Rome's antique secrets
Rome's rich historical and cultural heritage makes it one of the most attractive tourist destinations. You can admire the Coliseum, enter the walls of the Vatican or drop a coin in the Trevi Fountain. But if you wish to escape packs of journalists and well-known sites, let yourself be led off the capital's beaten tracks.
Walk up to the Monte Testaccio, an artificial mound made of testae, fragments of broken amphorae in which Baetica's olive oil was carried by sea. Today, it gives its name to one of Rome's most popular districts. Away from the agitation of holiday-makers, you'll be able to wander around the streets of this “8th hill” before enjoying its electric night time atmosphere.

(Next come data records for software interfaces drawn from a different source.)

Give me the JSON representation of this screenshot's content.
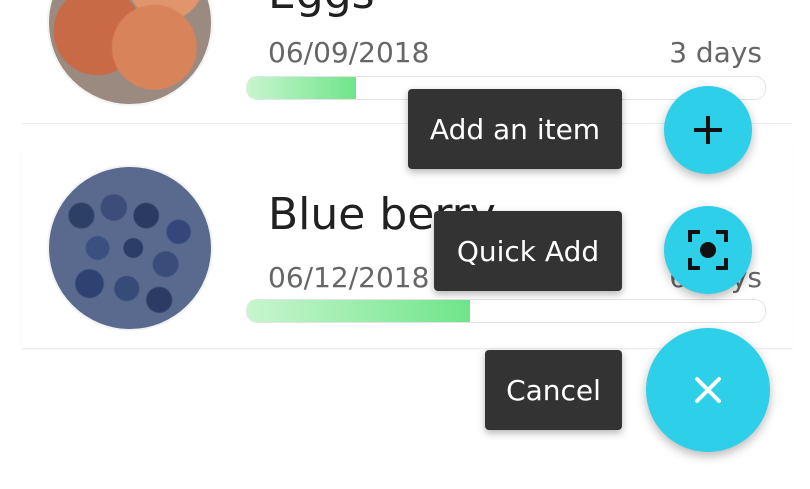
{
  "items": [
    {
      "name": "Eggs",
      "date": "06/09/2018",
      "remaining": "3 days",
      "progress": 0.21,
      "image_icon": "eggs-photo"
    },
    {
      "name": "Blue berry",
      "date": "06/12/2018",
      "remaining": "6 days",
      "progress": 0.43,
      "image_icon": "blueberry-photo"
    }
  ],
  "fab_menu": {
    "add_label": "Add an item",
    "quick_add_label": "Quick Add",
    "cancel_label": "Cancel",
    "add_icon": "plus-icon",
    "quick_add_icon": "scan-icon",
    "cancel_icon": "close-icon"
  },
  "colors": {
    "fab": "#2ecfe8",
    "label_bg": "#333333",
    "progress_fill": "#6fe58a"
  }
}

Bologna la Dotta, la Rossa e la Grassa
Halfway between Florence and Venice, Bologna remains one of the best preserved medieval cities in Europe. Among the porticoes that link the various streets, towers and palaces, the oldest university of the Western World stands proudly in the heart of the city.
As a major urban centre since the Etruscan period, Bologna spreads over 38 kilometres of galleries interspersed with reddening columns and arcades, in the manner of brick walls and terracotta roofs. Make a stop to wonder at the admirable Casa Isolani on Via Maggiore. It offers one of the last 8 wooden porticoes still standing today. Finally, if you wish to get a grasp of the entire city – and of Emilia-Romagna while you're at it – in one glance, just climb up the Torre Asinelli, one of the city's twin towers.
Historic Naples underground
Naples was slightly off the tourists' radars till the 1960s but has become one of the country's most popular destinations since then. Visitors linger in Pompeii, Herculaneum and on the Mount Vesuvius, but if you're looking for a real change of scenery, follow us on the secret paths of the Parthenopean city.
Roam the back alleys of varied neighbourhoods, in the shadow of laundry hanging out to dry between colourful façades. Venture in the volcanic underground system of the city, on the steps of Greek and Latin civilisations with a candle in one hand and a glass of said-to-be magic wine in the other (legend has it that it was prepared by nuns for barren women). The entrance is located on 68 Via dei Tribunali, a few metres from the Duomo near the Piazza San Gaetano. Lastly, do not miss to stop by the Toledo station on the line 1 of the Naples subway, nicknamed Stazioni Dell'Arte. We'll let you discover why...
Bergamo, an artistic medieval city
We are now on the footsteps of Donizetti, romantic master of Italian opera. Eclipsed by Milan's standing, Bergamo is a medieval city perched on the Alpine foothills. It is divided between an old town surrounded by Venetian ramparts built in the 16th century, and a lower city built in the plain and housing administrative offices and modern buildings. When wintertime rears its head, the Città Alta is covered in snow and the Città Bassa drenched in fog.
Walk around the paved streets of the historical centres and large avenues that a varnish of medieval architecture subtly adorns. On the Piazza Duomo, the Colleoni Chapel, which is the city's humble baptistery, elegantly stands alongside the Santa Maria Maggiore Basilica. The Palazzo della Ragione ornates the neighbouring Piazza Vecchia. These various atmospheres and settings mingle in an artistic city hanging between heaven and earth, surrounded between mountain and lake regions and anchored in a medieval universe, only magnified with modern touches.
Burano, in the Venetian Lagoon
Your path leads you to Burano, a small village in the north of the Venetian Lagoon. It is well-known for making lace with needles and admired for the beauty of many coloured houses. Linked to the rest of the archipelago by a vaporetto, the island displays the colours of a crazy spring, an inspiration for French artist Jean Cocteau. Why is each and every façade showing a different tone? Are bold colours used as landmarks for local fishermen lost in the fog, or are they the symbols of Burano's old families? No one can really say.
Just like a fresco painted over the Adriatic Sea, Burano makes the rest of the world look faded and bland. If you had to choose only one detour among the many secrets that Italy still holds, do not miss this gorgeous island where you can daydream alongside the canals by yourself.